Elise Snickers was a college student pursuing a career in a psychology when she wrote a letter to 54-year-old C.S. Lewis to ask the question: Can personal sin be avoided — or “cured” — by proving to a patient the un-reasonableness of the sin? In other words, can a discovery of the stupidity of a sin be its cure?
In his response, Lewis used two examples to make his point, beginning with why we sleep in late:
A man’s reason sees perfectly clearly that the resulting discomfort and inconvenience will far outweigh the pleasure of the ten minutes in bed. Yet he stays in bed: not at all because his reason is deceived but because desire is stronger than reason.

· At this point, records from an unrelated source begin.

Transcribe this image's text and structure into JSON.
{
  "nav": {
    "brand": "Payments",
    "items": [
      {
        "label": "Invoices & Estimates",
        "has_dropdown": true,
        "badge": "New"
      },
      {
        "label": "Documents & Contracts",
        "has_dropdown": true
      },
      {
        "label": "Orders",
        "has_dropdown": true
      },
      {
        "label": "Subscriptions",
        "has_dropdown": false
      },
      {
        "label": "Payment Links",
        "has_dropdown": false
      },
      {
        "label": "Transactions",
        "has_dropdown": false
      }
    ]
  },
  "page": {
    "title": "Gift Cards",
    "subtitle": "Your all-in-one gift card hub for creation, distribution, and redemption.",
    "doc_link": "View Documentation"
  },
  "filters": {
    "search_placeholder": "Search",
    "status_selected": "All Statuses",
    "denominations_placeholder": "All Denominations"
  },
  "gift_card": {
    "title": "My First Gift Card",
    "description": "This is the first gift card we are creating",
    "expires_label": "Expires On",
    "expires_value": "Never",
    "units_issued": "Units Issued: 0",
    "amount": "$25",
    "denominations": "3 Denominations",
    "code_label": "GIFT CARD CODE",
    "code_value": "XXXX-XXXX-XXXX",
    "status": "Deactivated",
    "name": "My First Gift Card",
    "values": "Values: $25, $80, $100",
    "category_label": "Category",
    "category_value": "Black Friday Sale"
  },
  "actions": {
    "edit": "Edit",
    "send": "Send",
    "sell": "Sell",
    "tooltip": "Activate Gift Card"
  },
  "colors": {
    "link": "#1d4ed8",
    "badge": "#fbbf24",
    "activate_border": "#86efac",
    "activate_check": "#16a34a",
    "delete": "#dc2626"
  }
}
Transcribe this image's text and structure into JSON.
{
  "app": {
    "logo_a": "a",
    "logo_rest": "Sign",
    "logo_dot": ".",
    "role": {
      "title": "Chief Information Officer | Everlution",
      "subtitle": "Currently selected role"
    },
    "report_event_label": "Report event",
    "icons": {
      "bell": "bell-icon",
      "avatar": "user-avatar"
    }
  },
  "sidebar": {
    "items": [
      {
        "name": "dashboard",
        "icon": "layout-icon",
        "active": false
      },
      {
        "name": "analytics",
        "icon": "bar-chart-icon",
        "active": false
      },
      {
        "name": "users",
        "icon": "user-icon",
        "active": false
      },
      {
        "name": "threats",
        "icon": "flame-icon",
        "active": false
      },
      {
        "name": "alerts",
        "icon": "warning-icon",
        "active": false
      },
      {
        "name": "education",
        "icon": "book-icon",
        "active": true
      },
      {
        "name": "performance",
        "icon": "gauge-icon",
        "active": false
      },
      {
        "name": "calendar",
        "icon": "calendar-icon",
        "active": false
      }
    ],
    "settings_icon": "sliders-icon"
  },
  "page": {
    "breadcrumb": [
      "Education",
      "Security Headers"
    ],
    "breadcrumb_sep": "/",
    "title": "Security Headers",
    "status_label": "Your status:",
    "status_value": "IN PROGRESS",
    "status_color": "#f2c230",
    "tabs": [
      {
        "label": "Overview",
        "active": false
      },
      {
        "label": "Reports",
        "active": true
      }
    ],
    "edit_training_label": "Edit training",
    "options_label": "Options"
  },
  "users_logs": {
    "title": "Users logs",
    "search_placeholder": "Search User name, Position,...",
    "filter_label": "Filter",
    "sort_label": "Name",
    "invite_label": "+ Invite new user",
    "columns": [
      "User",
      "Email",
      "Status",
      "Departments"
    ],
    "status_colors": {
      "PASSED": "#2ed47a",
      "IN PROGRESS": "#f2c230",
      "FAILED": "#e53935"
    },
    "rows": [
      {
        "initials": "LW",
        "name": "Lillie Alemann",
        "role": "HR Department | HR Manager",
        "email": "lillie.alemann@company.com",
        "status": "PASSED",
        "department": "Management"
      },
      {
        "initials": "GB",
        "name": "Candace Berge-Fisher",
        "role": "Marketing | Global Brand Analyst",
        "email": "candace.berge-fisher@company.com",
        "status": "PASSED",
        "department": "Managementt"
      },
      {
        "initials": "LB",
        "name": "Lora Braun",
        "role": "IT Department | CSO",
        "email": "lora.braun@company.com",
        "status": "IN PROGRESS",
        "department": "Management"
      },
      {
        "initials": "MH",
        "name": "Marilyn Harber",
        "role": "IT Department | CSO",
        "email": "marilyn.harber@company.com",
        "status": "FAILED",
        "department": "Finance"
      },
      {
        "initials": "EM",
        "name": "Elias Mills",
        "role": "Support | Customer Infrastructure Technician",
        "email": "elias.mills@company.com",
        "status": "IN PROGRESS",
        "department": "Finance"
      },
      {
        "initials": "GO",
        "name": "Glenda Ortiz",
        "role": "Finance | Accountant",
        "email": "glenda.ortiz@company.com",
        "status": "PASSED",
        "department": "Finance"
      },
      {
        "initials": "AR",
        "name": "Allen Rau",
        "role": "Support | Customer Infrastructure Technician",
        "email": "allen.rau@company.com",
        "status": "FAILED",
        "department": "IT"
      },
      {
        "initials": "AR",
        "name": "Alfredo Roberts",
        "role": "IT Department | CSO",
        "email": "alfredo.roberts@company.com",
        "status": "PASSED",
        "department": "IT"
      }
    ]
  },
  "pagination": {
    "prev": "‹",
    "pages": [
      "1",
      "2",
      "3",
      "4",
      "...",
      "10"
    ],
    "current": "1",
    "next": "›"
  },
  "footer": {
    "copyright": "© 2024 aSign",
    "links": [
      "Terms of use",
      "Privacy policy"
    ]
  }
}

A woman knows that the sharp ‘last word’ in an argument will produce a serious quarrel which was the very thing she had intended to avoid when that argument began and which may permanently destroy her happiness. Yet she says it: not at all because her reason is deceived but because the desire to score a point is at the moment stronger than her reason.
People — you and I among them — constantly choose between two courses of action, the one which we know to be the worse: because, at the moment, we prefer the gratification of our anger, lust, sloth, greed, vanity, curiosity or cowardice, not only to the known will of God but even to what we know will make for our own real comfort and security. If you don’t recognize this, then I must solemnly assure you that either you are an angel, or else are still living in a fool’s paradise: a world of illusion. (Letters, 3:330)
Sins like sloth and rage are, of course, always stupid (Psalm 69:5), always unreasonable, always boneheaded mistakes. But is the expression of sin merely faulty reasoning in need of re-education? Lewis’s answer to the question is clearly “no” — sin erupts out of the molten-hot desires and affections churning in the core of our being.
[Read the rest of the article at Desiring God.]